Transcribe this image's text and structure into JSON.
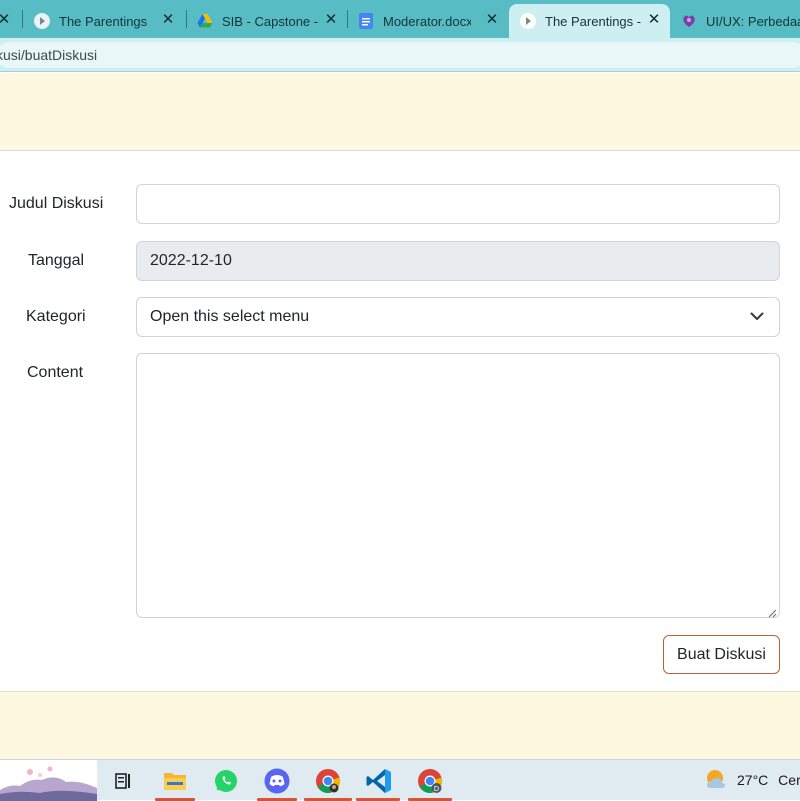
{
  "browser": {
    "tabs": [
      {
        "label": "The Parentings",
        "icon": "parentings-icon"
      },
      {
        "label": "SIB - Capstone -",
        "icon": "google-drive-icon"
      },
      {
        "label": "Moderator.docx",
        "icon": "google-docs-icon"
      },
      {
        "label": "The Parentings -",
        "icon": "parentings-icon",
        "active": true
      },
      {
        "label": "UI/UX: Perbedaa",
        "icon": "heart-flower-icon"
      }
    ],
    "url": "kusi/buatDiskusi"
  },
  "form": {
    "title_label": "Judul Diskusi",
    "title_value": "",
    "date_label": "Tanggal",
    "date_value": "2022-12-10",
    "category_label": "Kategori",
    "category_value": "Open this select menu",
    "content_label": "Content",
    "content_value": "",
    "submit_label": "Buat Diskusi"
  },
  "taskbar": {
    "apps": [
      "task-view-icon",
      "file-explorer-icon",
      "whatsapp-icon",
      "discord-icon",
      "chrome-icon",
      "vscode-icon",
      "chrome-profile-icon"
    ],
    "temperature": "27°C",
    "weather_text": "Cera"
  },
  "colors": {
    "tabstrip": "#58bcc4",
    "page_band": "#fff8e1",
    "button_border": "#c0603a"
  }
}
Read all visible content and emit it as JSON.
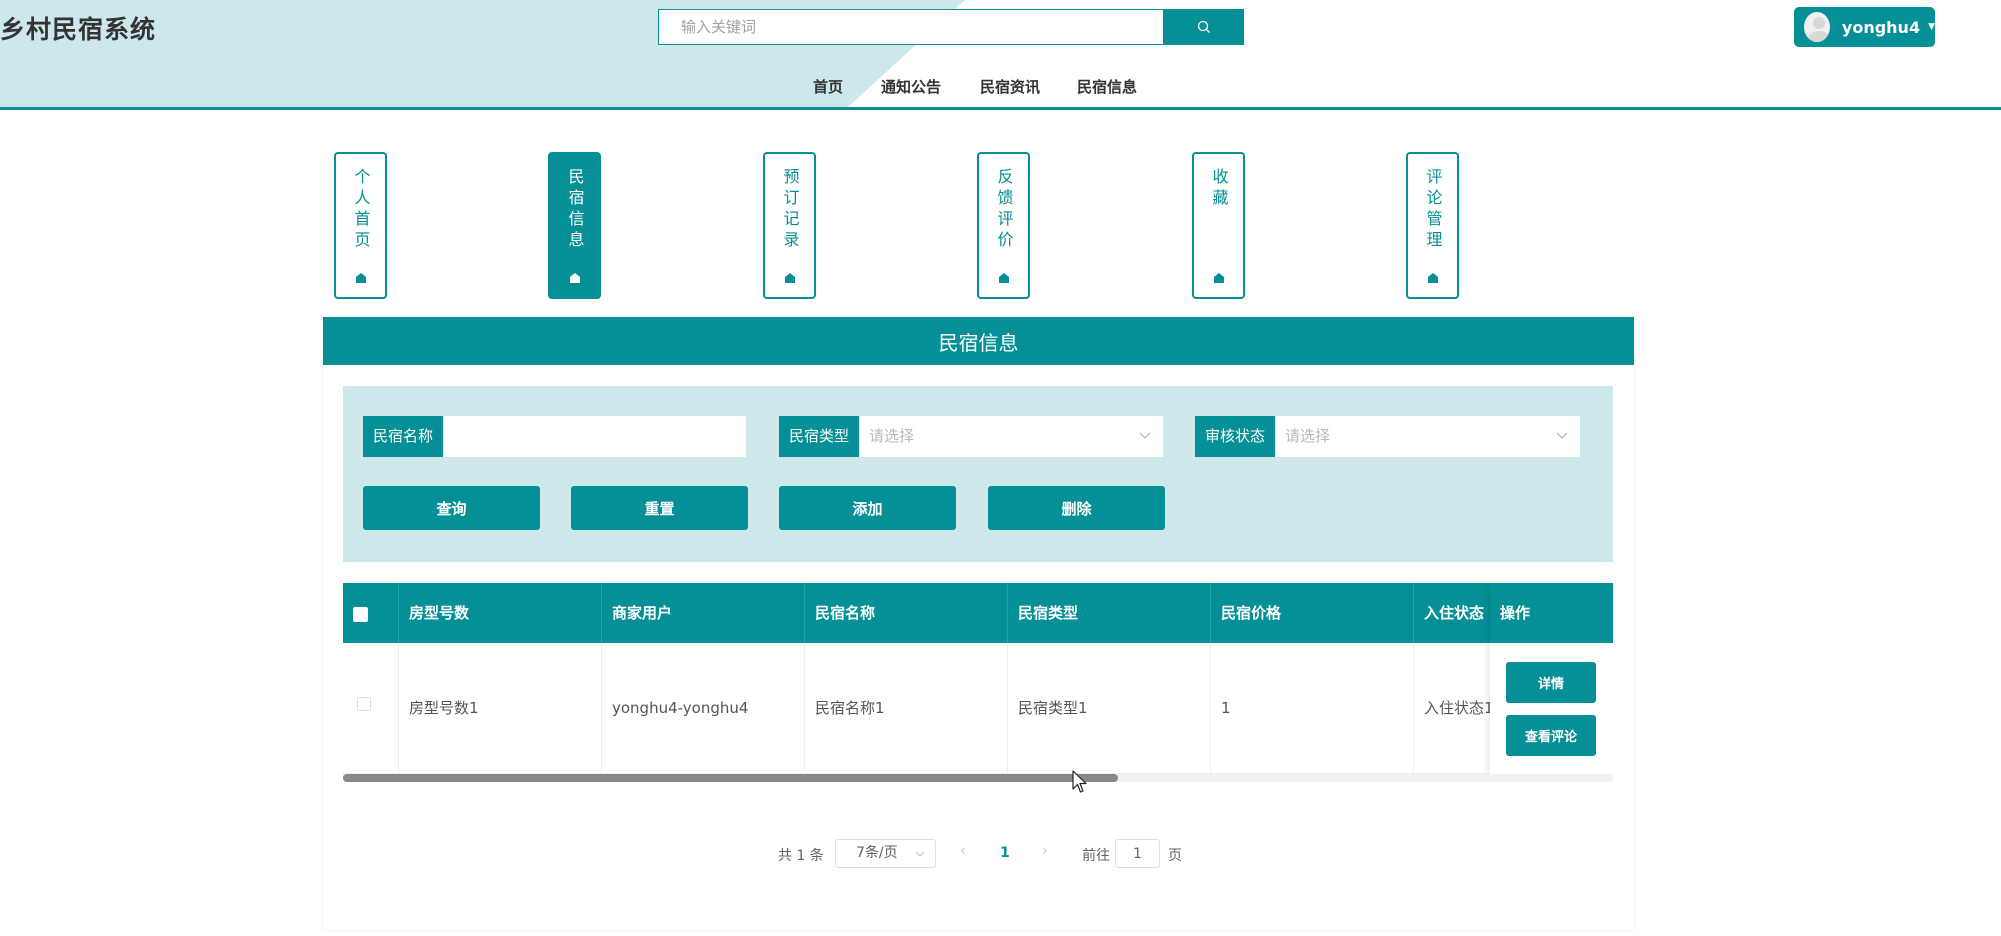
{
  "header": {
    "site_title": "乡村民宿系统",
    "search_placeholder": "输入关键词",
    "user_name": "yonghu4",
    "nav": [
      "首页",
      "通知公告",
      "民宿资讯",
      "民宿信息"
    ]
  },
  "menu_tabs": [
    {
      "label": "个人首页",
      "active": false
    },
    {
      "label": "民宿信息",
      "active": true
    },
    {
      "label": "预订记录",
      "active": false
    },
    {
      "label": "反馈评价",
      "active": false
    },
    {
      "label": "收藏",
      "active": false
    },
    {
      "label": "评论管理",
      "active": false
    }
  ],
  "panel": {
    "title": "民宿信息",
    "filters": {
      "name_label": "民宿名称",
      "name_value": "",
      "type_label": "民宿类型",
      "type_placeholder": "请选择",
      "status_label": "审核状态",
      "status_placeholder": "请选择"
    },
    "buttons": {
      "query": "查询",
      "reset": "重置",
      "add": "添加",
      "delete": "删除"
    },
    "table": {
      "columns": [
        "房型号数",
        "商家用户",
        "民宿名称",
        "民宿类型",
        "民宿价格",
        "入住状态",
        "操作"
      ],
      "rows": [
        {
          "room_count": "房型号数1",
          "merchant": "yonghu4-yonghu4",
          "name": "民宿名称1",
          "type": "民宿类型1",
          "price": "1",
          "checkin_status": "入住状态1",
          "detail_label": "详情",
          "comments_label": "查看评论"
        }
      ]
    },
    "pagination": {
      "total": "共 1 条",
      "page_size": "7条/页",
      "current_page": "1",
      "goto_label": "前往",
      "goto_value": "1",
      "goto_unit": "页"
    },
    "scrollbar_fraction": 0.61
  },
  "colors": {
    "primary": "#058f96",
    "light": "#cce8eb"
  }
}
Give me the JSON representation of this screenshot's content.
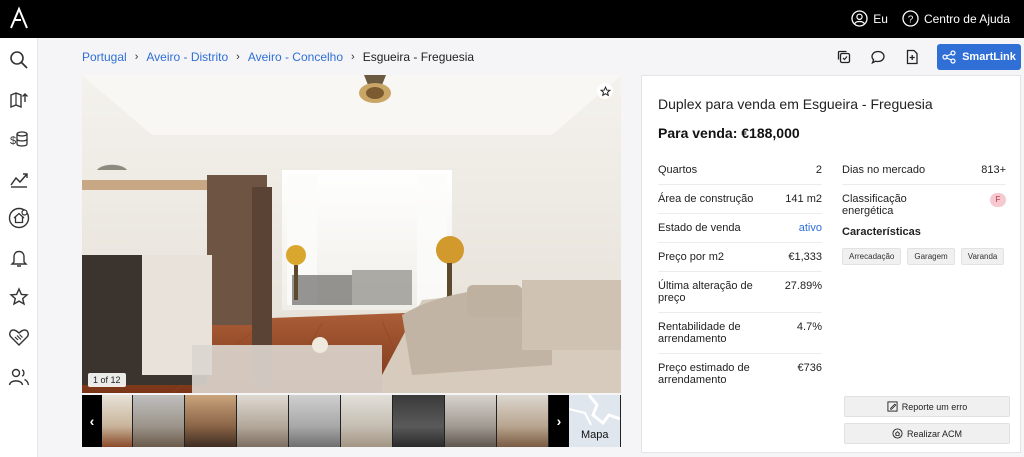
{
  "topbar": {
    "user_label": "Eu",
    "help_label": "Centro de Ajuda"
  },
  "sidebar": {
    "items": [
      {
        "icon": "search-icon"
      },
      {
        "icon": "map-upload-icon"
      },
      {
        "icon": "money-stack-icon"
      },
      {
        "icon": "market-chart-icon"
      },
      {
        "icon": "home-settings-icon"
      },
      {
        "icon": "bell-icon"
      },
      {
        "icon": "star-icon"
      },
      {
        "icon": "handshake-icon"
      },
      {
        "icon": "users-icon"
      }
    ]
  },
  "breadcrumb": {
    "items": [
      "Portugal",
      "Aveiro - Distrito",
      "Aveiro - Concelho"
    ],
    "current": "Esgueira - Freguesia"
  },
  "toolbar": {
    "smartlink_label": "SmartLink"
  },
  "gallery": {
    "counter": "1 of 12",
    "map_label": "Mapa"
  },
  "listing": {
    "title": "Duplex para venda em Esgueira - Freguesia",
    "price": "Para venda: €188,000",
    "left": [
      {
        "label": "Quartos",
        "value": "2"
      },
      {
        "label": "Área de construção",
        "value": "141 m2"
      },
      {
        "label": "Estado de venda",
        "value": "ativo"
      },
      {
        "label": "Preço por m2",
        "value": "€1,333"
      },
      {
        "label": "Última alteração de preço",
        "value": "27.89%"
      },
      {
        "label": "Rentabilidade de arrendamento",
        "value": "4.7%"
      },
      {
        "label": "Preço estimado de arrendamento",
        "value": "€736"
      }
    ],
    "right": [
      {
        "label": "Dias no mercado",
        "value": "813+"
      },
      {
        "label": "Classificação energética",
        "value": "F"
      }
    ],
    "features_title": "Características",
    "features": [
      "Arrecadação",
      "Garagem",
      "Varanda"
    ],
    "report_label": "Reporte um erro",
    "acm_label": "Realizar ACM"
  },
  "colors": {
    "accent": "#2f6fd6",
    "topbar": "#000000",
    "energy_badge": "#f6c8cf"
  }
}
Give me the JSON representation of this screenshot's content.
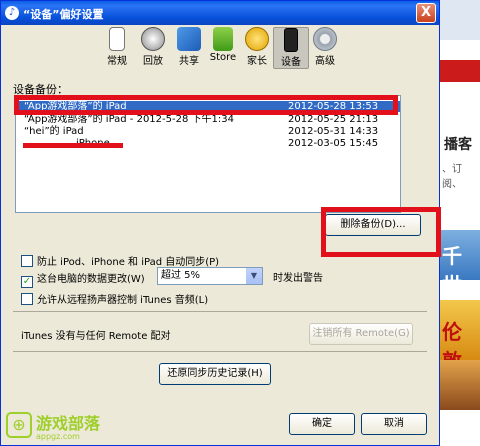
{
  "window": {
    "title": "“设备”偏好设置",
    "close_glyph": "X"
  },
  "toolbar": {
    "tabs": [
      {
        "label": "常规",
        "icon": "general-icon"
      },
      {
        "label": "回放",
        "icon": "playback-icon"
      },
      {
        "label": "共享",
        "icon": "sharing-icon"
      },
      {
        "label": "Store",
        "icon": "store-icon"
      },
      {
        "label": "家长",
        "icon": "parental-icon"
      },
      {
        "label": "设备",
        "icon": "devices-icon",
        "selected": true
      },
      {
        "label": "高级",
        "icon": "advanced-icon"
      }
    ]
  },
  "backups": {
    "label": "设备备份：",
    "rows": [
      {
        "name": "“App游戏部落”的 iPad",
        "date": "2012-05-28 13:53",
        "selected": true
      },
      {
        "name": "“App游戏部落”的 iPad - 2012-5-28 下午1:34",
        "date": "2012-05-25 21:13"
      },
      {
        "name": "“hei”的 iPad",
        "date": "2012-05-31 14:33"
      },
      {
        "name": "iPhone",
        "date": "2012-03-05 15:45"
      }
    ],
    "delete_button": "删除备份(D)..."
  },
  "options": {
    "prevent_sync_label": "防止 iPod、iPhone 和 iPad 自动同步(P)",
    "prevent_sync_checked": false,
    "warn_label": "这台电脑的数据更改(W)",
    "warn_checked": true,
    "warn_checkmark": "✓",
    "threshold_value": "超过 5%",
    "threshold_arrow": "▼",
    "warn_suffix": "时发出警告",
    "remote_speaker_label": "允许从远程扬声器控制 iTunes 音频(L)",
    "remote_speaker_checked": false
  },
  "remote": {
    "status": "iTunes 没有与任何 Remote 配对",
    "unpair_button": "注销所有 Remote(G)"
  },
  "reset_button": "还原同步历史记录(H)",
  "footer": {
    "ok": "确定",
    "cancel": "取消"
  },
  "background": {
    "heading": "播客",
    "subtext": "、订阅、",
    "ad_text_1": "千世",
    "ad_text_2": "伦敦"
  },
  "watermark": {
    "logo_glyph": "⊕",
    "name": "游戏部落",
    "url": "appgz.com"
  },
  "colors": {
    "accent_selection": "#316ac5",
    "annotation_red": "#e2101a",
    "titlebar_blue": "#0a5fe6"
  }
}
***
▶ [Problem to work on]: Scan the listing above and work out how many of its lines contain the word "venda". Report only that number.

▶ [Response to the task]: 3